Budding young athletes are often pointed towards trampolining in the off-season.
We all know that trampolining is great fun and the enjoyment of a high performance bounce provides hours of entertainment, but trampolines also make great cross-training tools.
The cross training benefits are numerous: Improved coordination, balance, core strength, rhythm, muscle control, timing and motor skills.
Obviously aerial skiers, divers, gymnast and snowboarders can fine tune their techniques and tricks safely and effectively on a trampoline. But all codes of football and just about every other sport can benefit through improved balance, core strength and learning how to fall.
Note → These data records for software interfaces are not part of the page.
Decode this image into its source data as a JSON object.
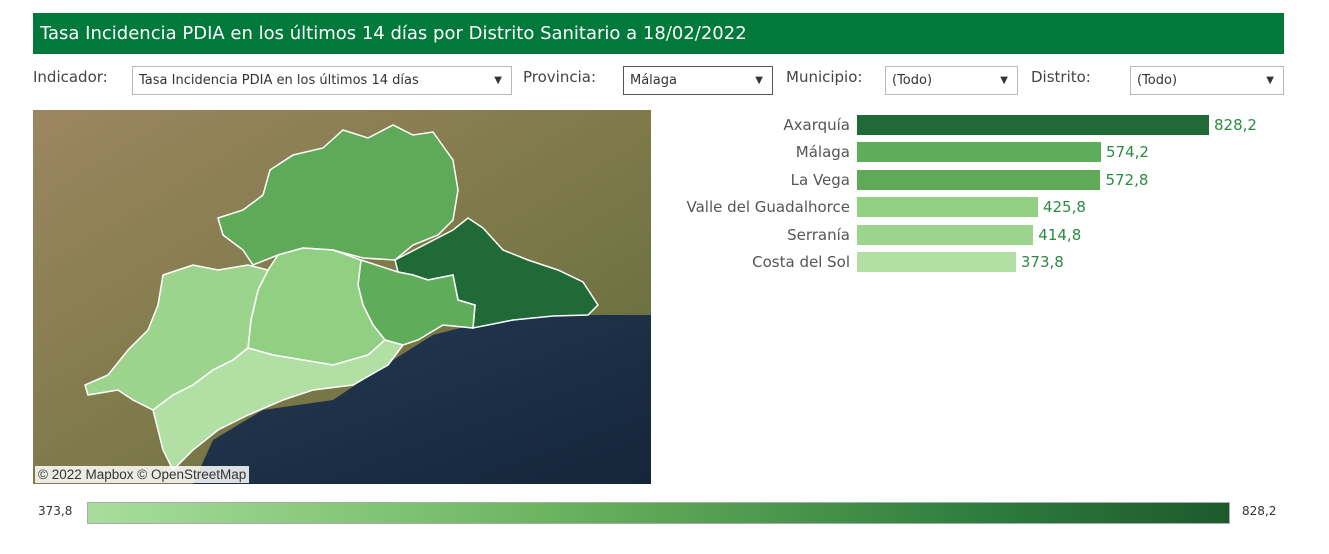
{
  "header": {
    "title": "Tasa Incidencia PDIA en los últimos 14 días por Distrito Sanitario a 18/02/2022"
  },
  "filters": {
    "indicador": {
      "label": "Indicador:",
      "value": "Tasa Incidencia PDIA en los últimos 14 días"
    },
    "provincia": {
      "label": "Provincia:",
      "value": "Málaga"
    },
    "municipio": {
      "label": "Municipio:",
      "value": "(Todo)"
    },
    "distrito": {
      "label": "Distrito:",
      "value": "(Todo)"
    },
    "arrow_glyph": "▼"
  },
  "map": {
    "credit": "© 2022 Mapbox  © OpenStreetMap",
    "colors": {
      "land": "#8c8a5a",
      "sea": "#1d3048",
      "axarquia": "#1f6a36",
      "malaga": "#5fad5a",
      "la_vega": "#5faa58",
      "guadalhorce": "#91cf83",
      "serrania": "#9dd48d",
      "costa_del_sol": "#b2e0a4"
    }
  },
  "chart_data": {
    "type": "bar",
    "orientation": "horizontal",
    "categories": [
      "Axarquía",
      "Málaga",
      "La Vega",
      "Valle del Guadalhorce",
      "Serranía",
      "Costa del Sol"
    ],
    "values": [
      828.2,
      574.2,
      572.8,
      425.8,
      414.8,
      373.8
    ],
    "value_labels": [
      "828,2",
      "574,2",
      "572,8",
      "425,8",
      "414,8",
      "373,8"
    ],
    "colors": [
      "#1f6a36",
      "#5fad5a",
      "#5faa58",
      "#91cf83",
      "#9dd48d",
      "#b2e0a4"
    ]
  },
  "legend": {
    "min_label": "373,8",
    "max_label": "828,2"
  }
}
Let’s not forget that trampolining is an Olympic sport and elite trampolinists have skills that cross over into many events (diving, gymnastics, snowboarding). There are many trampolinists who have swapped sports because the required skill set is so similar to what they have mastered on a trampoline.
For people who just like to bounce
Happily, even just regular, casual jumping can lead to a long list of health and physical benefits. A report by NASA in the Journal for Applied Physiology asserted that rebounding was the most efficient, effective form of exercise; 10 minutes of bouncing equals 33 minutes of running.
The general benefits of trampolining include:
• lowering the risk of cardiovascular disease by strengthening the heart through increased pulse rate
• strengthening the legs (improving the cardiovascular pumping function)
• core strength and balance
• bilateral motor skill development
• provide a lower-impact cardio workout
• burn calories; a 75 kilogram adult can burn 133 calories jumping on a trampoline for 30 minutes
• reduce stress, anxiety and depression from endorphins